There is a distinction to be made that is easily overlooked: training versus performing. When the Special Forces are performing, obviously they are not going at a slow pace. It takes full speed movements to breach a door, clear a room, secure hostiles, and remove friendlies. None of this goes slow, as the situation does not allow slow.
However, the training does go from a slow speed to performance speed. Another related military mantra is “crawl, walk, run.” Start by focusing on individual steps (slow: this is often accomplished by way of lecture or simulated sandbox training), move to rehearsing at half-speed “walking,” to internalize the movements and build muscle memory, then “run” to push everything up to the speed needed for the mission.
Perhaps a nice illustration of the importance of all of this is to take a combat situation of a squad clearing a building with no knowledge of what’s inside, and then imagine that your only focal point is to watch where each weapon is pointing, start to finish.
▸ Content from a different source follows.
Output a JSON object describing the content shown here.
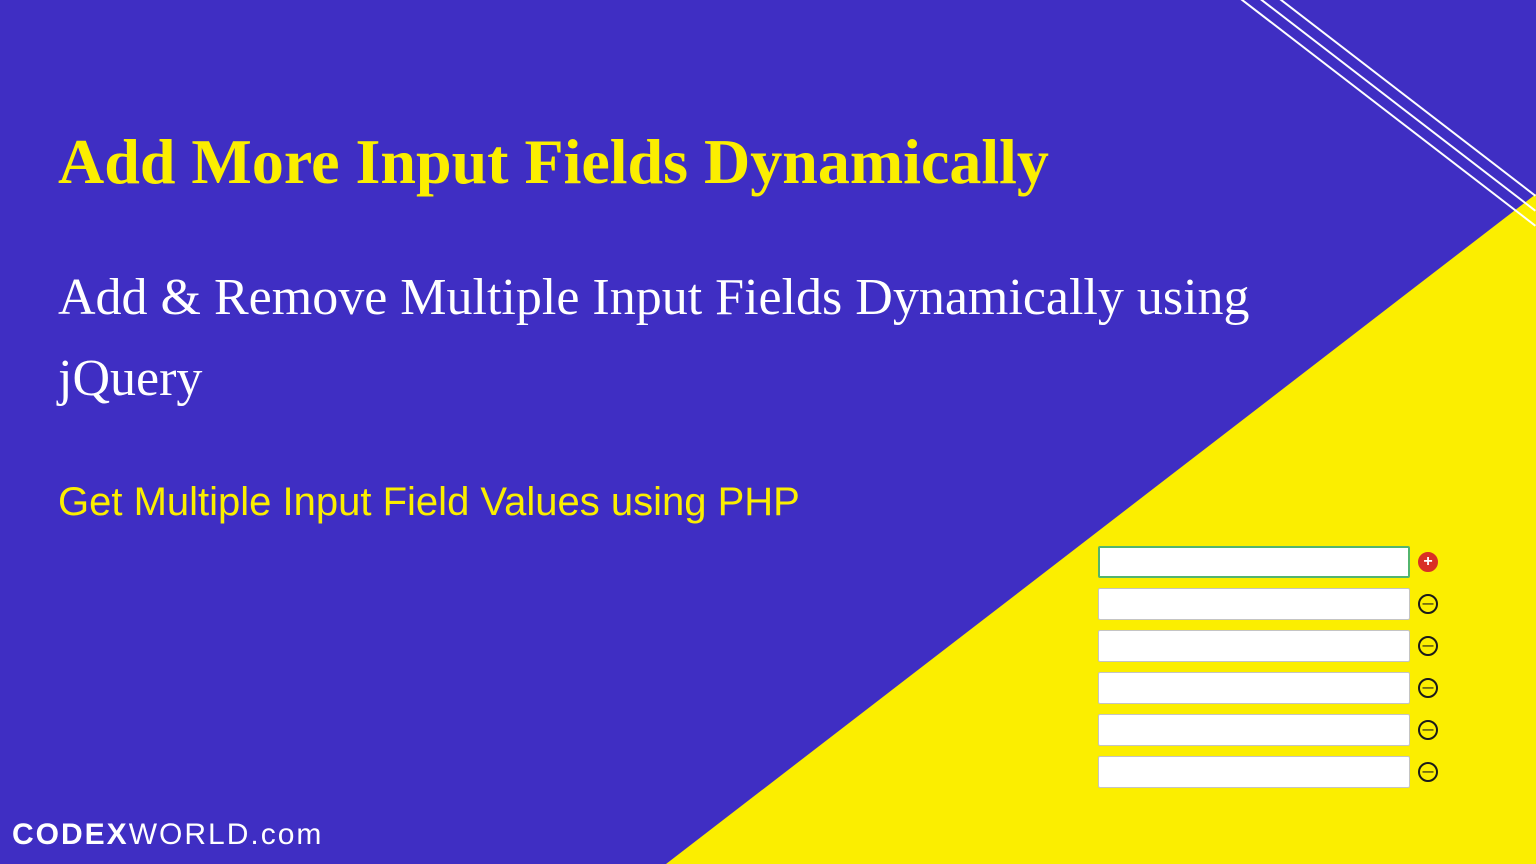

Without “crawl, walk, run” training, without “slow is smooth, smooth is fast,” you would see it repeatedly happening that weapons are sweeping across fellow soldiers, friendlies, even hostiles that are not an imminent threat, with the possibility of unintentionally firing the weapon in the heat of the moment that results in a casualty. Training will explicitly address this issue to help reduce the likeliness of it happening.
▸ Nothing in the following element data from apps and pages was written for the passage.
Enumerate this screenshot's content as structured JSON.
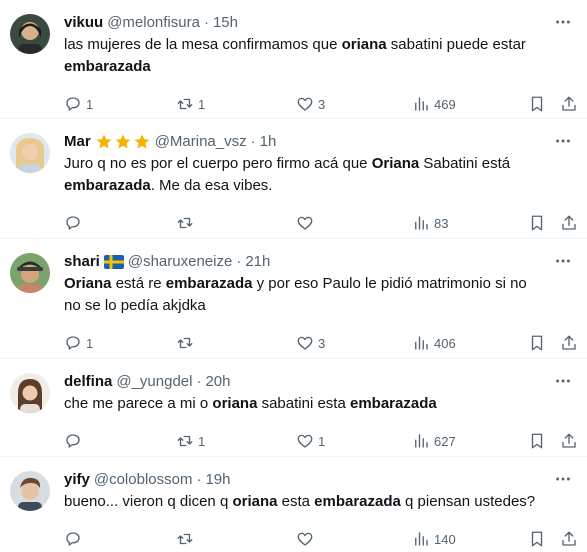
{
  "icons": {
    "reply": "reply-icon",
    "retweet": "retweet-icon",
    "like": "heart-icon",
    "views": "views-chart-icon",
    "bookmark": "bookmark-icon",
    "share": "share-icon",
    "more": "more-dots-icon"
  },
  "colors": {
    "text": "#0f1419",
    "muted": "#536471",
    "divider": "#eff3f4",
    "star": "#f5b400"
  },
  "tweets": [
    {
      "name": "vikuu",
      "handle": "@melonfisura",
      "time": "15h",
      "text_html": "las mujeres de la mesa confirmamos que <b>oriana</b> sabatini puede estar <b>embarazada</b>",
      "replies": "1",
      "retweets": "1",
      "likes": "3",
      "views": "469"
    },
    {
      "name": "Mar",
      "badge": "stars",
      "handle": "@Marina_vsz",
      "time": "1h",
      "text_html": "Juro q no es por el cuerpo pero firmo acá que <b>Oriana</b> Sabatini está <b>embarazada</b>. Me da esa vibes.",
      "replies": "",
      "retweets": "",
      "likes": "",
      "views": "83"
    },
    {
      "name": "shari",
      "badge": "flag-sweden",
      "handle": "@sharuxeneize",
      "time": "21h",
      "text_html": "<b>Oriana</b> está re <b>embarazada</b> y por eso Paulo le pidió matrimonio si no no se lo pedía akjdka",
      "replies": "1",
      "retweets": "",
      "likes": "3",
      "views": "406"
    },
    {
      "name": "delfina",
      "handle": "@_yungdel",
      "time": "20h",
      "text_html": "che me parece a mi o <b>oriana</b> sabatini esta <b>embarazada</b>",
      "replies": "",
      "retweets": "1",
      "likes": "1",
      "views": "627"
    },
    {
      "name": "yify",
      "handle": "@coloblossom",
      "time": "19h",
      "text_html": "bueno... vieron q dicen q <b>oriana</b> esta <b>embarazada</b> q piensan ustedes?",
      "replies": "",
      "retweets": "",
      "likes": "",
      "views": "140"
    }
  ]
}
Any number of other illustrations could be drawn, from practicing an instrument, penmanship, keyboard speed, defensive driving, even taking your toddler into the public where opportunities for bumps and bruises abound!